My classification is (just about) heavyweight, and whilst I certainly won’t be troubling Anthony Joshua any time soon, I do love the mix of fitness, discipline, skill and movement the sport provides.
Leaving London I knew one of the things I’d miss most were my weekly training sessions with the stern but softly spoken Paulo Muhongo. After a bit of time getting settled in New York, I joined Work.Train.Fight down in SoHo.
Rolling up there at 10am on a Sunday morning I had a feeling I was a bit rusty and the US food portions had taken their toll, but class number one was even more of an eye-opener than expected.
Under the tutelage of trainer Chris, my class partner John and I toiled on the spin bike, cranked out a few burpees and did a few shadow boxing routines to get warmed up. After 10 minutes I was drained and realising just how much one’s stamina can drop after a few weeks of relative inactivity (putting together flat-pack furniture clearly does not count as exercise, despite me trying to tell myself the opposite).
Far from being a sadistic cardio massacre though, Chris took us down a far more technical route that I anticipated.
Before we’d even got the gloves on, he was onto me – nudging the left hip back, tilting the chin, checking my feet. Observing every micro movement, what I thought was a reasonable boxing technique had been quickly deconstructed to be rebuilt almost from scratch. I was off-centre, off-balance and as of now, off the burritos.
Trying to keep my frustration in check, I took his feedback on board and got it back together again.
He threw a few encouraging words my way and then from nowhere – “hold it!”.
“Look at your reset. Look. It’s a give away, a tell tale sign.”
At first I didn’t know what he meant. I carried on what I was doing in the mirror to figure it out, and then I realised. Every time I threw a combo or even defended myself I reset back to my starting position in exactly the same way; back foot half a step back, small slide with the front foot. I could be as varied or unpredictable as I liked with what I was doing consciously, but my unconscious mind was resetting to my starting position to what felt safe, comfortable.
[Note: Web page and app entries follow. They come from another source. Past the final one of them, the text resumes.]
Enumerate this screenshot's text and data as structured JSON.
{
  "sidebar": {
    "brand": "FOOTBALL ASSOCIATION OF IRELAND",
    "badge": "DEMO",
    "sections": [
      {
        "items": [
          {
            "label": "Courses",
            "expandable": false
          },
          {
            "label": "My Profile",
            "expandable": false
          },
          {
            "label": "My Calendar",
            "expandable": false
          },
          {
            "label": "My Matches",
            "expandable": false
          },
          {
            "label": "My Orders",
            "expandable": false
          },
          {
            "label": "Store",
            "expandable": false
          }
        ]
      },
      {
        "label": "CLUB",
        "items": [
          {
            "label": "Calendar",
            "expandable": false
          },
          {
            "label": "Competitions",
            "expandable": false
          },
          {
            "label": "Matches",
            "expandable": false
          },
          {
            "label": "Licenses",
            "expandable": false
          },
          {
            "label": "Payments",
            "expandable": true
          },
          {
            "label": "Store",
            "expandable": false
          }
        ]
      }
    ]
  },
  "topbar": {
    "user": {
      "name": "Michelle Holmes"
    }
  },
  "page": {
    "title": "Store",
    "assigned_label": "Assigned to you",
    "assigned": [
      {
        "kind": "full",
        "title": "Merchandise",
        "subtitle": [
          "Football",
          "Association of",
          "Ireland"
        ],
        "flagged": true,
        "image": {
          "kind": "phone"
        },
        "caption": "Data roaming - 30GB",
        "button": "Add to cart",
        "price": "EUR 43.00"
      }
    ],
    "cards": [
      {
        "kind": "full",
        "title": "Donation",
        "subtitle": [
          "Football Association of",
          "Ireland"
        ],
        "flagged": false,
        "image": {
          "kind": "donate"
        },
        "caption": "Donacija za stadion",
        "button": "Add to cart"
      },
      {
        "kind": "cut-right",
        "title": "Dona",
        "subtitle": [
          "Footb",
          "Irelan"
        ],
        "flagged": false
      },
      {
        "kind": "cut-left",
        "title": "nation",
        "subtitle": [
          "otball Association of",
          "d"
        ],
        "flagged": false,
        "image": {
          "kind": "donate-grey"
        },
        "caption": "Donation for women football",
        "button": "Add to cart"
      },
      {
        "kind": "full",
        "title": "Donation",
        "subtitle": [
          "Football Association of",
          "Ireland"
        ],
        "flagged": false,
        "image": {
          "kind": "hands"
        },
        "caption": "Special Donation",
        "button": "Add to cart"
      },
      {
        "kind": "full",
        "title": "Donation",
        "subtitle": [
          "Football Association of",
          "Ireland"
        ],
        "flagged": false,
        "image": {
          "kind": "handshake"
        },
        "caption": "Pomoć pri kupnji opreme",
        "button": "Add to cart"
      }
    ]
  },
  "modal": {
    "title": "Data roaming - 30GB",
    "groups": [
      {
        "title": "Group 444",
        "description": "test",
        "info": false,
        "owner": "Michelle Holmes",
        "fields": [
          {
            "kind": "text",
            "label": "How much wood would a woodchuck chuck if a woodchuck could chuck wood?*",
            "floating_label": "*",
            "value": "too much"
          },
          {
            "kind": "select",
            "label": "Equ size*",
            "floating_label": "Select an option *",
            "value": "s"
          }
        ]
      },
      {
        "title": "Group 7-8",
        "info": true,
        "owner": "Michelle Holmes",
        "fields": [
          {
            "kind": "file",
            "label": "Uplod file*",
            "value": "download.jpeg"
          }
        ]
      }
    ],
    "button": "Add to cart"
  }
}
The start position should be standard, but the route to get back there shouldn’t.
A skilled opponent would notice this and exploit it, just like a hypnotist can put someone into a trance by interrupting patterns from learned behaviours, like a handshake. The one thing I hadn’t given thought to was what would be my downfall.
It got me thinking – what other reset habits do I have in my life, and to what degree are they telegraphed?
Often these resets cause us no harm, but in which situations would having an obvious reset pattern be detrimental? Playing a board game, negotiating a business deal, writing a blog post?
And we’ve all got them. What are yours?
If you like to box, come and find me at Work.Train.Fight on Sunday mornings – I’ll be trying to reset in a way Chris hasn’t seen before.